WHAT NEEDS TO BE DONE: Your answer should be one number: the count of lines in the records that include the word "label".

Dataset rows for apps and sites
┏━━

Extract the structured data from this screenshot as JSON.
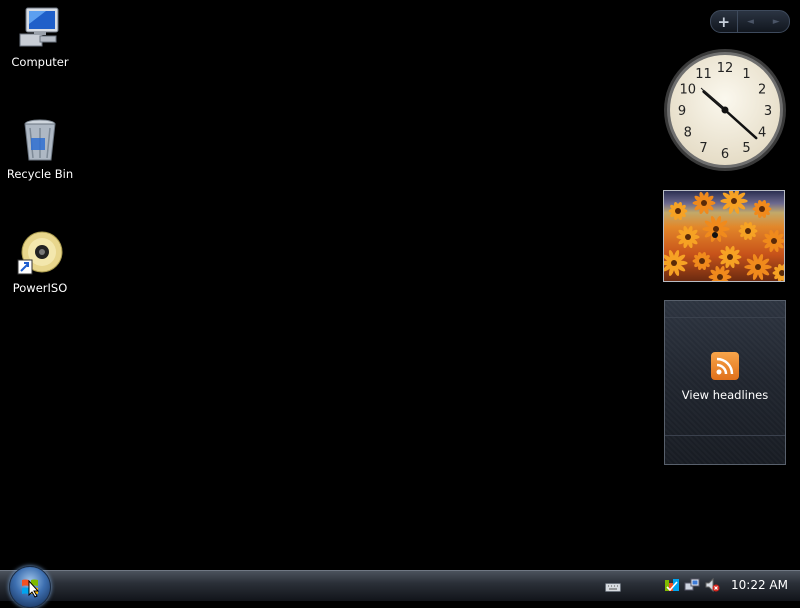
{
  "desktop": {
    "icons": [
      {
        "label": "Computer",
        "icon": "computer-icon"
      },
      {
        "label": "Recycle Bin",
        "icon": "recycle-bin-icon"
      },
      {
        "label": "PowerISO",
        "icon": "poweriso-disc-icon"
      }
    ]
  },
  "sidebar": {
    "controls": {
      "add": "+",
      "prev": "◄",
      "next": "►"
    },
    "clock": {
      "time": "10:22"
    },
    "slideshow": {
      "icon": "slideshow-photo"
    },
    "feed": {
      "label": "View headlines",
      "icon": "rss-feed-icon"
    }
  },
  "taskbar": {
    "time": "10:22 AM",
    "tray_icons": [
      "keyboard-icon",
      "security-center-icon",
      "network-icon",
      "volume-muted-icon"
    ]
  },
  "colors": {
    "desktop_bg": "#000000",
    "rss_orange": "#f08a24",
    "orb_blue": "#3d6fb0"
  }
}
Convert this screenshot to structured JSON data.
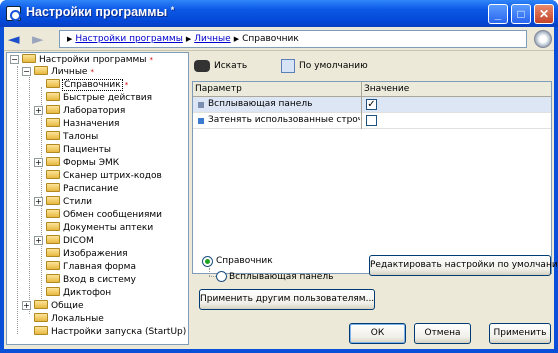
{
  "window": {
    "title": "Настройки программы",
    "title_mark": "*"
  },
  "breadcrumb": {
    "items": [
      "Настройки программы",
      "Личные"
    ],
    "current": "Справочник"
  },
  "tree": {
    "root": "Настройки программы",
    "personal": "Личные",
    "items": [
      "Справочник",
      "Быстрые действия",
      "Лаборатория",
      "Назначения",
      "Талоны",
      "Пациенты",
      "Формы ЭМК",
      "Сканер штрих-кодов",
      "Расписание",
      "Стили",
      "Обмен сообщениями",
      "Документы аптеки",
      "DICOM",
      "Изображения",
      "Главная форма",
      "Вход в систему",
      "Диктофон"
    ],
    "common": "Общие",
    "local": "Локальные",
    "startup": "Настройки запуска (StartUp)",
    "mark": "*"
  },
  "toolbar": {
    "search": "Искать",
    "default": "По умолчанию"
  },
  "grid": {
    "headers": {
      "param": "Параметр",
      "value": "Значение"
    },
    "rows": [
      {
        "name": "Всплывающая панель",
        "checked": true
      },
      {
        "name": "Затенять использованные строчки",
        "checked": false
      }
    ],
    "check_glyph": "✓"
  },
  "scope": {
    "selected": "Справочник",
    "child": "Всплывающая панель"
  },
  "buttons": {
    "edit_defaults": "Редактировать настройки по умолчанию",
    "apply_others": "Применить другим пользователям...",
    "ok": "ОК",
    "cancel": "Отмена",
    "apply": "Применить"
  },
  "window_buttons": {
    "minimize": "_",
    "maximize": "□",
    "close": "✕"
  },
  "icons": {
    "back": "◄",
    "forward": "►",
    "crumb_sep": "▶",
    "expand": "+",
    "collapse": "−"
  }
}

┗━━

EXPECTED ANSWER: 4